## EXERCISE DESCRIPTION
Within the records, how many lines hold the word "notice"? State that number alone.

## DATA SUPPLIED

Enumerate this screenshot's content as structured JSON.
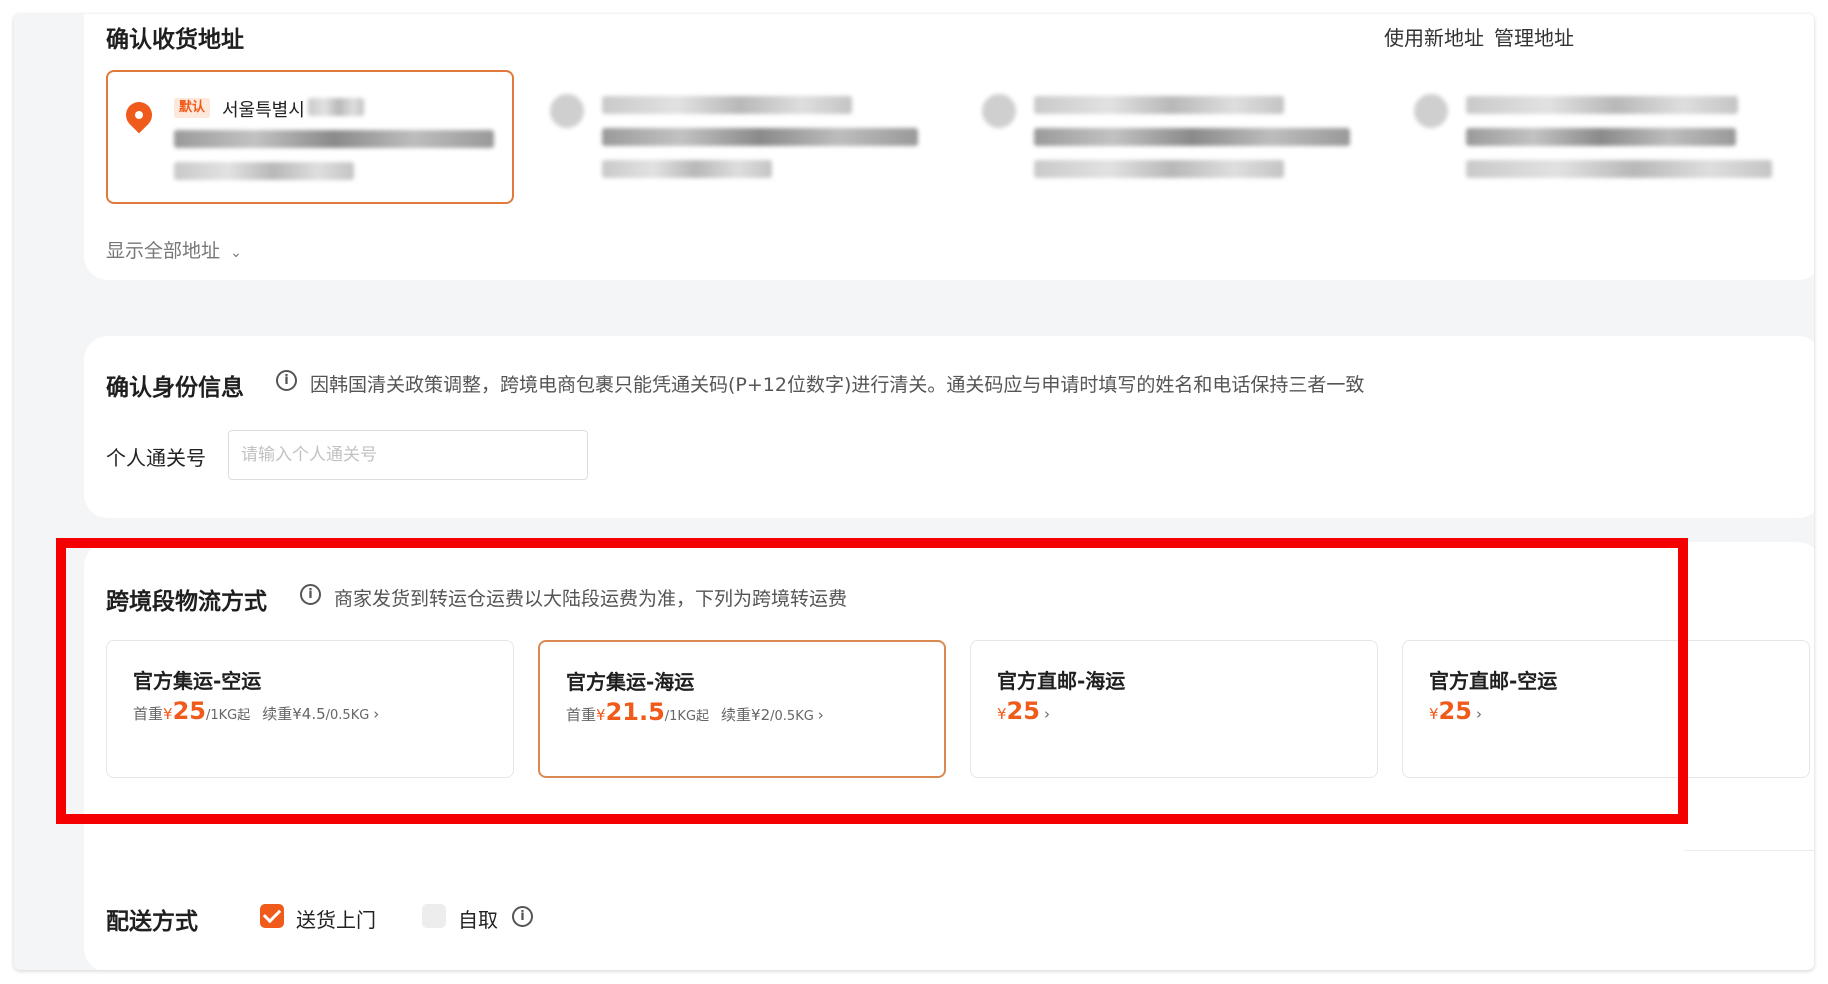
{
  "address": {
    "title": "确认收货地址",
    "use_new_label": "使用新地址",
    "manage_label": "管理地址",
    "default_badge": "默认",
    "default_name": "서울특별시",
    "show_all_label": "显示全部地址"
  },
  "identity": {
    "title": "确认身份信息",
    "notice": "因韩国清关政策调整，跨境电商包裹只能凭通关码(P+12位数字)进行清关。通关码应与申请时填写的姓名和电话保持三者一致",
    "field_label": "个人通关号",
    "field_placeholder": "请输入个人通关号",
    "field_value": ""
  },
  "shipping": {
    "title": "跨境段物流方式",
    "notice": "商家发货到转运仓运费以大陆段运费为准，下列为跨境转运费",
    "options": [
      {
        "name": "官方集运-空运",
        "first_label": "首重",
        "currency": "¥",
        "price": "25",
        "unit": "/1KG起",
        "extra_label": "续重",
        "extra_price": "¥4.5",
        "extra_unit": "/0.5KG",
        "selected": false
      },
      {
        "name": "官方集运-海运",
        "first_label": "首重",
        "currency": "¥",
        "price": "21.5",
        "unit": "/1KG起",
        "extra_label": "续重",
        "extra_price": "¥2",
        "extra_unit": "/0.5KG",
        "selected": true
      },
      {
        "name": "官方直邮-海运",
        "currency": "¥",
        "price": "25",
        "selected": false
      },
      {
        "name": "官方直邮-空运",
        "currency": "¥",
        "price": "25",
        "selected": false
      }
    ]
  },
  "delivery": {
    "title": "配送方式",
    "options": [
      {
        "label": "送货上门",
        "checked": true
      },
      {
        "label": "自取",
        "checked": false
      }
    ]
  },
  "colors": {
    "accent": "#f05a1a",
    "highlight_box": "#f40000",
    "selected_border": "#d98a52"
  }
}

## WRITTEN SOLUTION
2